» Brief
The listing that follows must be retyped in full, exactly.
▼
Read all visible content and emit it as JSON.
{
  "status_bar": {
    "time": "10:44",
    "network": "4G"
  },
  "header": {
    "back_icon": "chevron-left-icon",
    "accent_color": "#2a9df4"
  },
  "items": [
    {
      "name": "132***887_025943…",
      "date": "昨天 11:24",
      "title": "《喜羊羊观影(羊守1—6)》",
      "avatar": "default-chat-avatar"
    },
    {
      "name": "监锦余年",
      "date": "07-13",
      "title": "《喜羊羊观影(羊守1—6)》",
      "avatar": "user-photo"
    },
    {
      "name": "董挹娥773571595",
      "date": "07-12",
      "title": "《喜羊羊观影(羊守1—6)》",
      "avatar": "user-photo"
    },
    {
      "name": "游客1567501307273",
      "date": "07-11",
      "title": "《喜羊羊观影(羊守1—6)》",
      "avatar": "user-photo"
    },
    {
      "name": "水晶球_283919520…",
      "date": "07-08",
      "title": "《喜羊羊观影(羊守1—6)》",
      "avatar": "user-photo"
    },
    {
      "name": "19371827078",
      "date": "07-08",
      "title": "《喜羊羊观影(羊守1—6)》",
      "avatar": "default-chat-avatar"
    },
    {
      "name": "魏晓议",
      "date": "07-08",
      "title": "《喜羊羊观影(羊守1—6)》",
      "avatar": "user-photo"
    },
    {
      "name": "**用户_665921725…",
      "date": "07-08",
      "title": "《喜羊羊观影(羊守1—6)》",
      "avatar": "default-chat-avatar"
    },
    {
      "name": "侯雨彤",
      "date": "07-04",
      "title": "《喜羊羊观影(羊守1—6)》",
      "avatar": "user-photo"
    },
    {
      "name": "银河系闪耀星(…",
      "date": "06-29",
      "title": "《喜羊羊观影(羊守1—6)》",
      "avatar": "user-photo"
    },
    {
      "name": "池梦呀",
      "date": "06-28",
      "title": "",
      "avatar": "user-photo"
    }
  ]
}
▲
» Exercise response
Read all visible content and emit it as JSON.
{
  "status_bar": {
    "time": "10:44",
    "network": "4G"
  },
  "header": {
    "back_icon": "chevron-left-icon",
    "accent_color": "#2a9df4"
  },
  "items": [
    {
      "name": "132***887_025943…",
      "date": "昨天 11:24",
      "title": "《喜羊羊观影(羊守1—6)》",
      "avatar": "default-chat-avatar"
    },
    {
      "name": "监锦余年",
      "date": "07-13",
      "title": "《喜羊羊观影(羊守1—6)》",
      "avatar": "user-photo"
    },
    {
      "name": "董挹娥773571595",
      "date": "07-12",
      "title": "《喜羊羊观影(羊守1—6)》",
      "avatar": "user-photo"
    },
    {
      "name": "游客1567501307273",
      "date": "07-11",
      "title": "《喜羊羊观影(羊守1—6)》",
      "avatar": "user-photo"
    },
    {
      "name": "水晶球_283919520…",
      "date": "07-08",
      "title": "《喜羊羊观影(羊守1—6)》",
      "avatar": "user-photo"
    },
    {
      "name": "19371827078",
      "date": "07-08",
      "title": "《喜羊羊观影(羊守1—6)》",
      "avatar": "default-chat-avatar"
    },
    {
      "name": "魏晓议",
      "date": "07-08",
      "title": "《喜羊羊观影(羊守1—6)》",
      "avatar": "user-photo"
    },
    {
      "name": "**用户_665921725…",
      "date": "07-08",
      "title": "《喜羊羊观影(羊守1—6)》",
      "avatar": "default-chat-avatar"
    },
    {
      "name": "侯雨彤",
      "date": "07-04",
      "title": "《喜羊羊观影(羊守1—6)》",
      "avatar": "user-photo"
    },
    {
      "name": "银河系闪耀星(…",
      "date": "06-29",
      "title": "《喜羊羊观影(羊守1—6)》",
      "avatar": "user-photo"
    },
    {
      "name": "池梦呀",
      "date": "06-28",
      "title": "",
      "avatar": "user-photo"
    }
  ]
}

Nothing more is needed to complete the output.